On July 11, 2013, Carla Cheney, a Wal-Mart employee in Kemptville, Ontario, was fired from her job after she confronted a customer who had left a dog in his truck before she commenced her shift. Later that day, she was fired. Wal-Mart stated that the “associate was absolutely not let go for trying to help a dog in a locked car.” Wal-Mart also stated that the decision to terminate her employment was taken very seriously. The law requires an employer to engage in a comprehensive process. In fact, before firing an employee for just cause, an employer must engage in a careful assessment of employee misconduct to carefully determine whether the conduct is incompatible with the continuing employment relationship.
Under the Ontario Society for the Protection of Cruelty to Animals, criminal charges may be made against individuals that cause animals distress, which is defined as “being in need of proper care, water, food or shelter; or being injured, sick or in pain, or suffering; or being abused or subject to undue or unnecessary hardship, privation or neglect.”
I have a four year old yellow lab named Hank, so I am biased. I think Ms. Cheney acted appropriately, raised concerns about illegal conduct, and should not have been fired as a result of her good intentions to protect an animal in distress. For more information on animal protection, click here.
Wal-Mart should have responded differently. An employer does have the legal right to determine how its business will be conducted, and I respect that Wal-Mart employees should be required to follow certain policies or rules when confronted with similar situations such as this.

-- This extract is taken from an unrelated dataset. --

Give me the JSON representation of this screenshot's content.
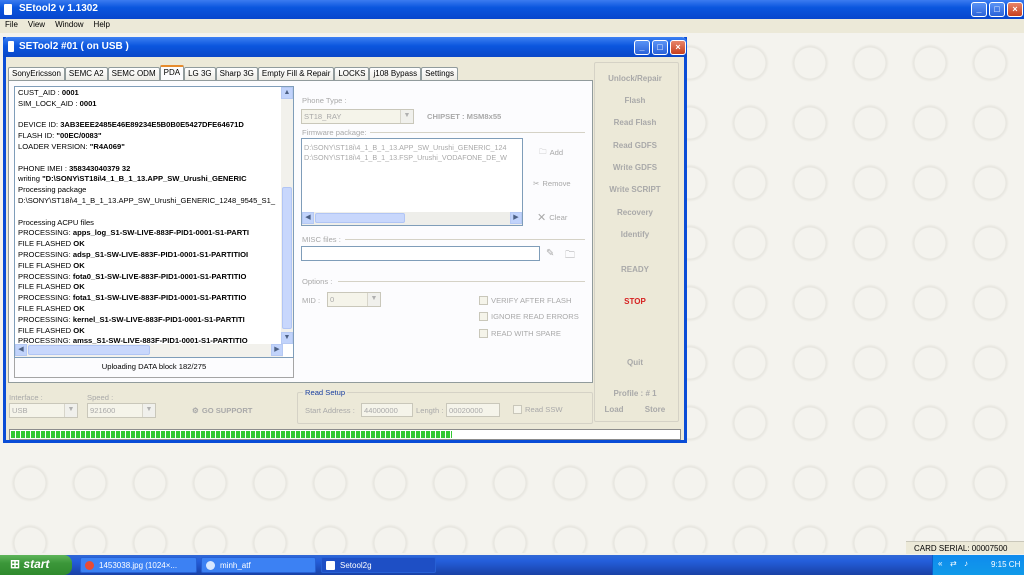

From a safety perspective, it is probably not wise for employees to engage customers directly in these sorts of cases, and it should probably be left to the police, but to fire Ms. Cheney in these circumstances appears to be a very disproportionate response by management.
Employers will often rely on a breach of a policies and procedures in support of decision to terminate employees. However, before an employer can do so, courts have said that the employer must ensure that:
- The policy has been communicated to employees;
- The employee impacted by the decision was aware of the policy;
- The policy is clear;
- The policy is consistently enforced by the company;
- The employee has been specifically warned that they will be dismissed if they breach the policy;
- The policy must be reasonable; and
- The breach of the policy must be sufficiently serious to warrant the termination of employment.
Even if Wal-Mart had a policy or rule in place, I question whether any policy or rule which discourages employees from raising legitimate concerns about illegal conduct is reasonable or justifiable in any case. Wal-Mart did not have to fire Ms. Cheney and, from my perspective, ought to have responded very differently to an employee who was simply concerned about the safety of an animal left in a hot car.
You can read the full CBC Ottawa report here.
* Please note * if you see a pet in a hot car, the Ontario SPCA advises us to immediately call your local Humane Society (Ottawa: 613-725-3166), or call police services. Invite your friends and family to pledge and join the Twitter campaign by using the hashtag #NoHotPets to help spread the important message of not leaving pets in hot vehicles all summer long! Visit nohotpets.com for more information.
Colleen Hoey is an Ottawa-based lawyers practicing in the areas of Employment Law, Human Rights Law, and Civil Litigation at Mann & Partners, LLP. The articles on this blog are not intended to provide legal advice. Should you require legal advice, please contact Mann & Partners, LLP at 613-722-1500 or fill out our form to be contacted within 24 hours.